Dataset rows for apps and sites
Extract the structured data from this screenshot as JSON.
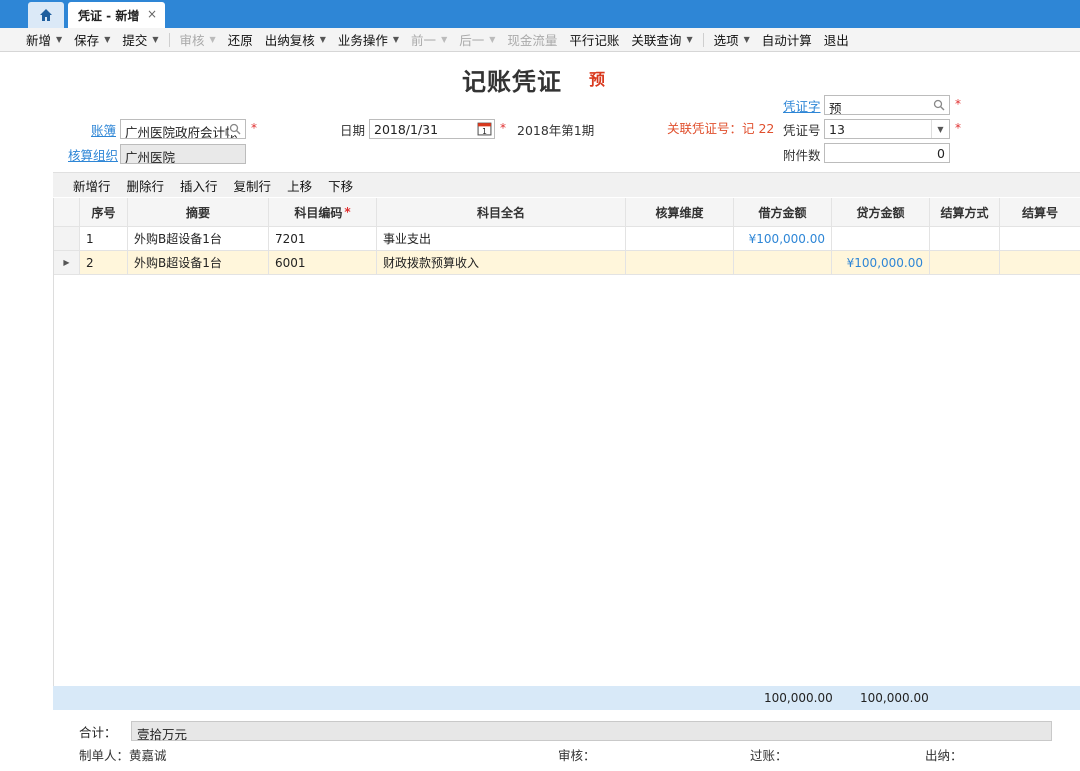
{
  "tabs": {
    "home_icon": "home-icon",
    "active_tab": "凭证 - 新增",
    "close": "×"
  },
  "toolbar": [
    {
      "label": "新增",
      "caret": true,
      "disabled": false
    },
    {
      "label": "保存",
      "caret": true,
      "disabled": false
    },
    {
      "label": "提交",
      "caret": true,
      "disabled": false
    },
    {
      "label": "审核",
      "caret": true,
      "disabled": true
    },
    {
      "label": "还原",
      "caret": false,
      "disabled": false
    },
    {
      "label": "出纳复核",
      "caret": true,
      "disabled": false
    },
    {
      "label": "业务操作",
      "caret": true,
      "disabled": false
    },
    {
      "label": "前一",
      "caret": true,
      "disabled": true
    },
    {
      "label": "后一",
      "caret": true,
      "disabled": true
    },
    {
      "label": "现金流量",
      "caret": false,
      "disabled": true
    },
    {
      "label": "平行记账",
      "caret": false,
      "disabled": false
    },
    {
      "label": "关联查询",
      "caret": true,
      "disabled": false
    },
    {
      "label": "选项",
      "caret": true,
      "disabled": false
    },
    {
      "label": "自动计算",
      "caret": false,
      "disabled": false
    },
    {
      "label": "退出",
      "caret": false,
      "disabled": false
    }
  ],
  "header": {
    "title": "记账凭证",
    "tag": "预"
  },
  "form": {
    "book_label": "账簿",
    "book_value": "广州医院政府会计帐",
    "org_label": "核算组织",
    "org_value": "广州医院",
    "date_label": "日期",
    "date_value": "2018/1/31",
    "date_cal_day": "1",
    "period": "2018年第1期",
    "related_voucher": "关联凭证号：记 22",
    "voucher_word_label": "凭证字",
    "voucher_word_value": "预",
    "voucher_no_label": "凭证号",
    "voucher_no_value": "13",
    "attachments_label": "附件数",
    "attachments_value": "0",
    "required_mark": "*"
  },
  "grid_tools": [
    "新增行",
    "删除行",
    "插入行",
    "复制行",
    "上移",
    "下移"
  ],
  "columns": {
    "seq": "序号",
    "summary": "摘要",
    "code": "科目编码",
    "name": "科目全名",
    "dimension": "核算维度",
    "debit": "借方金额",
    "credit": "贷方金额",
    "settle": "结算方式",
    "settle_no": "结算号"
  },
  "rows": [
    {
      "seq": "1",
      "summary": "外购B超设备1台",
      "code": "7201",
      "name": "事业支出",
      "dimension": "",
      "debit": "¥100,000.00",
      "credit": "",
      "settle": "",
      "settle_no": ""
    },
    {
      "seq": "2",
      "summary": "外购B超设备1台",
      "code": "6001",
      "name": "财政拨款预算收入",
      "dimension": "",
      "debit": "",
      "credit": "¥100,000.00",
      "settle": "",
      "settle_no": ""
    }
  ],
  "totals": {
    "debit": "100,000.00",
    "credit": "100,000.00"
  },
  "footer": {
    "sum_label": "合计：",
    "sum_text": "壹拾万元",
    "preparer_label": "制单人：",
    "preparer": "黄嘉诚",
    "auditor_label": "审核：",
    "poster_label": "过账：",
    "cashier_label": "出纳："
  },
  "colors": {
    "accent": "#2e86d6",
    "tag_red": "#d9391e",
    "selected_row": "#fff6db",
    "totals_bar": "#d8e9f8"
  }
}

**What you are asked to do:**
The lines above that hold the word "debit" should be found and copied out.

**Your solution:**
    "debit": "借方金额",
      "debit": "¥100,000.00",
      "debit": "",
    "debit": "100,000.00",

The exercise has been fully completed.